Map reading capabilities would also be beneficial as you will be following a trail that you cannot visibly see since the snow is covering it. You must know how to use a GPS device so you stay on trail and don’t get lost. Also, you will need to carry a water filter and wind burner stove so you can melt snow to cook food and filter your drinking water along the way. You will wear yourself out if you try to carry all your water for the entire two days.
Best Views on the Clouds Rest Trail in Winter
The best viewpoint along this hike is from the summit of Clouds Rest but you can get some good views along the trail as well. Nothing beats the 360-views that you will be rewarded with from the summit at 9,931 feet. Below are a list of must-see spots that every hiker should look out for on this trail:

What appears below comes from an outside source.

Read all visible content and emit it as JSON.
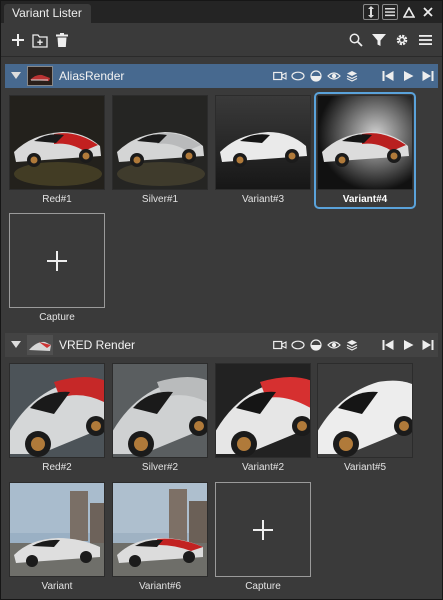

- Vernal Falls – on the Mist Trail
- Nevada Falls – on the John Muir Trail
- Liberty Cap – in Little Yosemite Valley
- Backside of Half Dome – in Little Yosemite Valley
- Mount Conness – viewable from the summit
- Mount Lyell – viewable from the summit
- Mount Hoffman – viewable from the summit
- Mount Watkins – viewable from the summit
Favorite Memory from this Hike
My favorite memory was the final summit push on the last 300 feet. It was tough but as you creep up on the summit one foot at a time, the fruits of your labor begin to come into sight and the euphoria really kicks in. I was filled with this rush of emotion despite the toll it had taken on my body.
Summit fever is a real thing and nothing feels better than summiting a mountain peak. If you want a true sensation of being “high” I recommend you do this hike! You will make memories that will last a lifetime.
Tips for Hiking the Clouds Rest Trail in Winter
- Know what you are getting yourself into – preparation is key!
- Check the weather and ensure you do it on a sunny day for the best views.
- Know how to use crampons, an ice axe and snowshoes.
- Be aware of the hazards and don’t go beyond your comfort level.
- Carry a water filter and wind burner stove for water filtering and snow melting purposes!
- Carry a satellite communicator like a Garmin inReach so you can call for help and/or message family members if you run into trouble.
- Don’t go alone.
- Don’t forget to have fun and make memories for years to come!
- Feel free to message me on my Instagram account @sertanusanmaz if you have any further questions!